The journal Sustainable Cities and Society has published our paper Fusing TensorFlow with building energy simulation for intelligent energy management in smart cities led by our awesome PhD student Jose. We have developed CitySim, a framework to study multi-agent reinforcement learning using state-of-the art machine learning tools (TensorFlow) integrated with urban energy simulation (CitySim).
Vázquez-Canteli, J., Ulyanin, S., Kämpf, J., and Nagy, Z. “Fusing TensorFlow with building energy simulation for intelligent energy management in smart cities” Sustainable Cities and Society, 2019
Read more about our research here.
- Simulation environment for intelligent energy management in smart cities.
- Fused urban energy simulator CitySim with machine learning library TensorFlow.
- Applied deep reinforcement learning controller in two case studies.
- Controllers first learn off-line from simple controller, then improve on-line.

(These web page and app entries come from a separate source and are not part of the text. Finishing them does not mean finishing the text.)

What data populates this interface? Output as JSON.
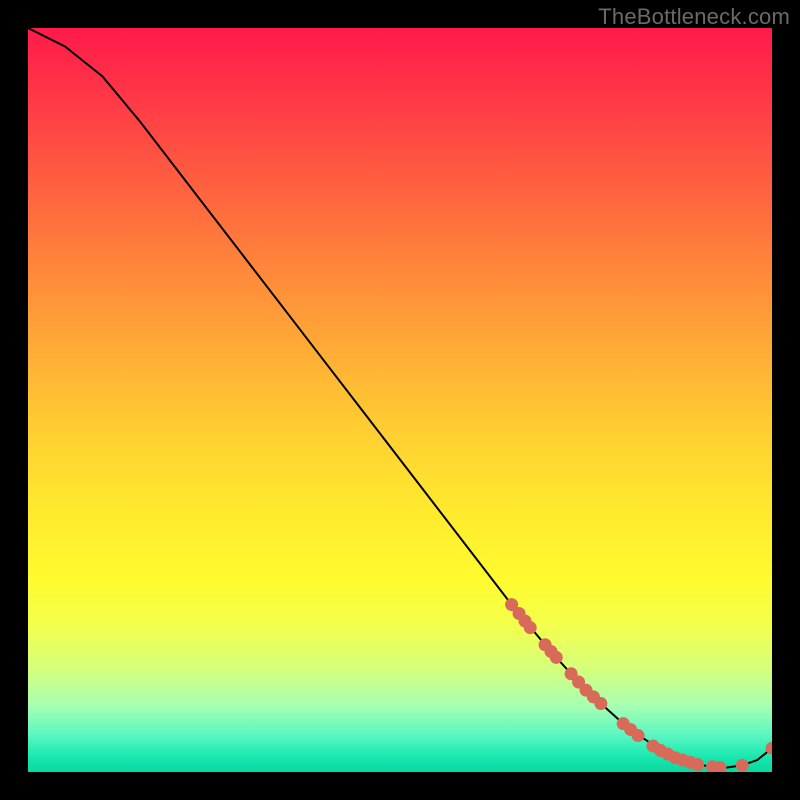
{
  "watermark": "TheBottleneck.com",
  "colors": {
    "background": "#000000",
    "curve": "#000000",
    "marker_fill": "#d86a5a",
    "marker_stroke": "#b84838"
  },
  "chart_data": {
    "type": "line",
    "title": "",
    "xlabel": "",
    "ylabel": "",
    "xlim": [
      0,
      100
    ],
    "ylim": [
      0,
      100
    ],
    "grid": false,
    "legend": false,
    "note": "No axis tick labels are printed; values below are read off the plot proportionally (0–100 scale on both axes).",
    "series": [
      {
        "name": "curve",
        "x": [
          0,
          5,
          10,
          15,
          20,
          25,
          30,
          35,
          40,
          45,
          50,
          55,
          60,
          65,
          70,
          75,
          80,
          82,
          85,
          88,
          90,
          92,
          94,
          96,
          98,
          100
        ],
        "y": [
          100,
          97.5,
          93.5,
          87.5,
          81,
          74.5,
          68,
          61.5,
          55,
          48.5,
          42,
          35.5,
          29,
          22.5,
          16.5,
          11,
          6.5,
          5,
          3,
          1.6,
          1.0,
          0.7,
          0.6,
          0.9,
          1.6,
          3.2
        ]
      }
    ],
    "markers": {
      "name": "scatter-points",
      "note": "Salmon dots lying on the curve, clustered on the right half.",
      "points": [
        {
          "x": 65,
          "y": 22.5
        },
        {
          "x": 66,
          "y": 21.3
        },
        {
          "x": 66.8,
          "y": 20.3
        },
        {
          "x": 67.5,
          "y": 19.4
        },
        {
          "x": 69.5,
          "y": 17.1
        },
        {
          "x": 70.3,
          "y": 16.2
        },
        {
          "x": 71,
          "y": 15.4
        },
        {
          "x": 73,
          "y": 13.2
        },
        {
          "x": 74,
          "y": 12.1
        },
        {
          "x": 75,
          "y": 11.0
        },
        {
          "x": 76,
          "y": 10.1
        },
        {
          "x": 77,
          "y": 9.2
        },
        {
          "x": 80,
          "y": 6.5
        },
        {
          "x": 81,
          "y": 5.7
        },
        {
          "x": 82,
          "y": 4.9
        },
        {
          "x": 84,
          "y": 3.5
        },
        {
          "x": 85,
          "y": 2.9
        },
        {
          "x": 86,
          "y": 2.4
        },
        {
          "x": 87,
          "y": 1.9
        },
        {
          "x": 88,
          "y": 1.6
        },
        {
          "x": 89,
          "y": 1.3
        },
        {
          "x": 90,
          "y": 1.0
        },
        {
          "x": 92,
          "y": 0.7
        },
        {
          "x": 93,
          "y": 0.6
        },
        {
          "x": 96,
          "y": 0.9
        },
        {
          "x": 100,
          "y": 3.2
        }
      ]
    }
  }
}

Buildings account for 35% of the global final energy demand. Efficiency improvements and advanced control strategies have a significant impact in the reduction of energy costs and CO2 emissions. Building energy simulation is widely used to help planners, contractors, and building owners analyse diverse options regarding the planning and management of energy consumption in buildings. Furthermore, recent advances in data processing and computing have led to the development of sophisticated machine learning algorithms that can learn from large datasets, e.g., sensor data from buildings, and use them to develop building-specific adaptive and automatic energy controllers. Control algorithms, such as deep reinforcement learning can tune themselves, are model-free, and economical to implement. In this paper, we introduce an integrated simulation environment that combines CitySim, a fast building energy simulator, and TensorFlow, a platform for efficient implementation of advanced machine learning algorithms. The integration is achieved via Keras—an API for TensorFlow—and a set of text and csv files for data transfer between the applications. This new environment will allow researchers to investigate novel learning control algorithms, and demonstrate their robustness and potential for diverse applications in the built environment. We present two case studies for energy savings and demand response, respectively.